▶ WHAT THIS TASK INVOLVES:
In the records below, find each line with the word "JSON" and copy it.

▶ PROVIDED RECORDS:
* * * * * * * * *

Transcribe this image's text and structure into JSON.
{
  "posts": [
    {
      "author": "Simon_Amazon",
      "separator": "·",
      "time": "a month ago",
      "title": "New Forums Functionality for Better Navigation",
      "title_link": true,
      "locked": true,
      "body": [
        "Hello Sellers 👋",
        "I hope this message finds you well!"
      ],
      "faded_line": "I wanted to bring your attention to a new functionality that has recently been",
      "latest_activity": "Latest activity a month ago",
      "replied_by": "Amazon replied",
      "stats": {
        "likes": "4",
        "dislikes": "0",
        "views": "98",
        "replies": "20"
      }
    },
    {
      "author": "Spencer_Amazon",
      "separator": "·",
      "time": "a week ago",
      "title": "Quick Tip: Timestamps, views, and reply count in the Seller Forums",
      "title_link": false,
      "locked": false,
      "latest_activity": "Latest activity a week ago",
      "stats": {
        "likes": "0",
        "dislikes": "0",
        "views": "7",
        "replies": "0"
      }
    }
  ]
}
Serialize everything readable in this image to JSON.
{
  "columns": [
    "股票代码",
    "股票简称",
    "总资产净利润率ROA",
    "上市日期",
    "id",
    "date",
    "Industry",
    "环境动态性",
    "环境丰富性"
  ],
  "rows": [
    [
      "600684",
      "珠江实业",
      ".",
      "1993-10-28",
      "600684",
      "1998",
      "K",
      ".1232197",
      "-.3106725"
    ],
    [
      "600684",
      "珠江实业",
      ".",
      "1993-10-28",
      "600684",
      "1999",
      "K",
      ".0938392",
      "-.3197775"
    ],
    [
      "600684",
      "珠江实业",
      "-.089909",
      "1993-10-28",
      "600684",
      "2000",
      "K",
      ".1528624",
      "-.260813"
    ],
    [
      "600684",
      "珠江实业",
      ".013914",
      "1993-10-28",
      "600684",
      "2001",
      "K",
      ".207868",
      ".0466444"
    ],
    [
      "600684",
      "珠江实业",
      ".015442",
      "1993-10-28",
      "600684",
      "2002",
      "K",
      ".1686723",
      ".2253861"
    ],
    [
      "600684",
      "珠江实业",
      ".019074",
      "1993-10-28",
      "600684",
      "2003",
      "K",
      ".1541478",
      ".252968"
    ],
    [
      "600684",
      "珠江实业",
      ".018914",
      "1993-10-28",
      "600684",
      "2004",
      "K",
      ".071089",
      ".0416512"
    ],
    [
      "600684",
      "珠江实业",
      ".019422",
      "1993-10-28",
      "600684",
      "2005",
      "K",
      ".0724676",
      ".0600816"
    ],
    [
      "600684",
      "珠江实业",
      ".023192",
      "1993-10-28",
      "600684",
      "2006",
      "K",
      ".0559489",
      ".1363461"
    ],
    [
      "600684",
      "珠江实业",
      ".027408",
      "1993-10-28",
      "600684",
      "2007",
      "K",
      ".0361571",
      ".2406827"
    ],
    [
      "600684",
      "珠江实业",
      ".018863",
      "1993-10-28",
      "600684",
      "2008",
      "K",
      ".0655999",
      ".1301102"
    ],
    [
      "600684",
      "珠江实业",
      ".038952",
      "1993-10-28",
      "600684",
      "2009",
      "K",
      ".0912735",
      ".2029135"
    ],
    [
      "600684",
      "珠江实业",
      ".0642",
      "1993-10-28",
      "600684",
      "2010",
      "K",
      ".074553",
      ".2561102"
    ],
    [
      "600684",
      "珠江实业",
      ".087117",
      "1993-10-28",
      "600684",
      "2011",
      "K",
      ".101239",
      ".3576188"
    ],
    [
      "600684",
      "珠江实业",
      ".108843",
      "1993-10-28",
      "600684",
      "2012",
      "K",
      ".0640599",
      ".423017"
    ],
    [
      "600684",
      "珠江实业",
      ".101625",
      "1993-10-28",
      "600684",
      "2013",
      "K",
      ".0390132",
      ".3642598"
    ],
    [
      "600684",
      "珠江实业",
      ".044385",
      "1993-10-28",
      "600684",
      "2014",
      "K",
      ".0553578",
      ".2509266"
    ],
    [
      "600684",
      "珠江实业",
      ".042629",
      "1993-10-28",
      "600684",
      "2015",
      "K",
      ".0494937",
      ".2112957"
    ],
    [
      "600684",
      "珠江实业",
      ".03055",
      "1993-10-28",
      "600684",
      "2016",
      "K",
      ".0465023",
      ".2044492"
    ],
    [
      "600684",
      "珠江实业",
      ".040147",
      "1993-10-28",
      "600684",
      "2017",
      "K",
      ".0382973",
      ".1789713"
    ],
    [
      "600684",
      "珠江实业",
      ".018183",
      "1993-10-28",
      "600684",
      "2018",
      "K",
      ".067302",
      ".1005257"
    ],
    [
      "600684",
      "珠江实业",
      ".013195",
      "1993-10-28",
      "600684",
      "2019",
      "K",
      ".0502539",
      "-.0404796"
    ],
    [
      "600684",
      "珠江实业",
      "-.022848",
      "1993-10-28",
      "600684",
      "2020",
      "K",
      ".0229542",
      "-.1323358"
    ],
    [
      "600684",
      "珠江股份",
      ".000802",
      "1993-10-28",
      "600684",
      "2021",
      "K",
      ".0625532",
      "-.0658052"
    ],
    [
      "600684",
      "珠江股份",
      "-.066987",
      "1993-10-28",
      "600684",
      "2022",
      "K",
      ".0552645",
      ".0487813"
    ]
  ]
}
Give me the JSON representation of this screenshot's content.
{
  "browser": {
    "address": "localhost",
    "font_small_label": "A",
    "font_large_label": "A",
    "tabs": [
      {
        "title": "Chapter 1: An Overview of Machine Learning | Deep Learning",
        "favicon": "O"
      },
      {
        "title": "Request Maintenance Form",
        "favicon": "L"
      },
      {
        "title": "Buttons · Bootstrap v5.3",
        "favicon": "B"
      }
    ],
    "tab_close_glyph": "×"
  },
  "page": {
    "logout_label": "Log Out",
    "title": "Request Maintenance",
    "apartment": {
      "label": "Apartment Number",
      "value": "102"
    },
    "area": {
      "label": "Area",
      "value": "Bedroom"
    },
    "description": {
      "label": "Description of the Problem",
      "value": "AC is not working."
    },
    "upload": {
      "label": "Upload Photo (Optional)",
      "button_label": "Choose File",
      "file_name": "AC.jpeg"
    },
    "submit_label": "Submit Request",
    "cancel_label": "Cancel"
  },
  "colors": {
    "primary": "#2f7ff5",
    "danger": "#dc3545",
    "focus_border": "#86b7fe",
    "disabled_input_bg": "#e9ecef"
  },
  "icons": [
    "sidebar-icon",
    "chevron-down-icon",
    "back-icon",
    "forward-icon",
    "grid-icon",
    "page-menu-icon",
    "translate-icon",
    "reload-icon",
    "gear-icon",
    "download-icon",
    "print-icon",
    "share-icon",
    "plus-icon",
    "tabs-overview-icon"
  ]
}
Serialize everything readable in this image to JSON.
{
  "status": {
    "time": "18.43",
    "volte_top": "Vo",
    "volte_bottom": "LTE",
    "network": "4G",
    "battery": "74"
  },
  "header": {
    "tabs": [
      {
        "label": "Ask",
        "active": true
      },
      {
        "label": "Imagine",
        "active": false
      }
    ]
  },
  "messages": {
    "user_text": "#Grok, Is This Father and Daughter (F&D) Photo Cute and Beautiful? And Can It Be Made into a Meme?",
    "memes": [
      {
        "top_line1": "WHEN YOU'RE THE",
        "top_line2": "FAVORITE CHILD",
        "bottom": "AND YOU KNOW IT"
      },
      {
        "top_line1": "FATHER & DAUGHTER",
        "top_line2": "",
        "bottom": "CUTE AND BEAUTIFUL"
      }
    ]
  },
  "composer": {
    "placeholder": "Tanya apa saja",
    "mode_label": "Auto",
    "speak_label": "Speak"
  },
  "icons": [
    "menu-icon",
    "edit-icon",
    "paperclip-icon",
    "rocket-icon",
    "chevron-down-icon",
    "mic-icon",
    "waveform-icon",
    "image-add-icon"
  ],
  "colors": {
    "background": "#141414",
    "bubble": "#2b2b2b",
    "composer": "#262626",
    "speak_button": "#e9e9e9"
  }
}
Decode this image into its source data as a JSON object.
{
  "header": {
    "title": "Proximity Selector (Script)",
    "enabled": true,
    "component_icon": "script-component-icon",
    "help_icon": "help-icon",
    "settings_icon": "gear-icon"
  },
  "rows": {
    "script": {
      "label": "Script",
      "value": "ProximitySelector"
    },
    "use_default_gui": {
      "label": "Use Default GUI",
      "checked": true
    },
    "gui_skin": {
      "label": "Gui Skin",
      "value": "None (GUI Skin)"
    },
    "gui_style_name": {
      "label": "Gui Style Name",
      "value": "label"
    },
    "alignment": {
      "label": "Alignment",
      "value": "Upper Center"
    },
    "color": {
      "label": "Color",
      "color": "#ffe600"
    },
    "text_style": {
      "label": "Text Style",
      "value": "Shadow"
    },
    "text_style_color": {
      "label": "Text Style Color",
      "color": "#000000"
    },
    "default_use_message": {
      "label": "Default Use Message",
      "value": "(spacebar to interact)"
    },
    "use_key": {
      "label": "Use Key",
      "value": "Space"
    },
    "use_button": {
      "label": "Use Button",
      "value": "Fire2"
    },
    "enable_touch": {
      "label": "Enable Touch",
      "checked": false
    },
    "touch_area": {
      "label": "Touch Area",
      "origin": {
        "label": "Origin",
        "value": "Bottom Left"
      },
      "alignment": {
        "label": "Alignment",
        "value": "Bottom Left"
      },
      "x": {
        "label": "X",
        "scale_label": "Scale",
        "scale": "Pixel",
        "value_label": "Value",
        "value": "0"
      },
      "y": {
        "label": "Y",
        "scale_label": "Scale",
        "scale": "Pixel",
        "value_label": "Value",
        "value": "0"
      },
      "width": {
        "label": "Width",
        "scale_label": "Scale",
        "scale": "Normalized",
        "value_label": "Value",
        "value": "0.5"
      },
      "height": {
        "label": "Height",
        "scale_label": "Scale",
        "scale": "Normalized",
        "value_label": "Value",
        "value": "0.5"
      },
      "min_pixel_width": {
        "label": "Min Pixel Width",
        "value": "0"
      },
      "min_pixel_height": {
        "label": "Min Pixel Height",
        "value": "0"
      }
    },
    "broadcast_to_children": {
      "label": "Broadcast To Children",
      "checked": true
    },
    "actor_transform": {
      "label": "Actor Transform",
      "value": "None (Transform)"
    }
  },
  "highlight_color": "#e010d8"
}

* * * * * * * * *

▶ EXPECTED ANSWER:
Transcribe this image's text and structure into JSON.
Serialize everything readable in this image to JSON.
Give me the JSON representation of this screenshot's content.
Serialize everything readable in this image to JSON.
Decode this image into its source data as a JSON object.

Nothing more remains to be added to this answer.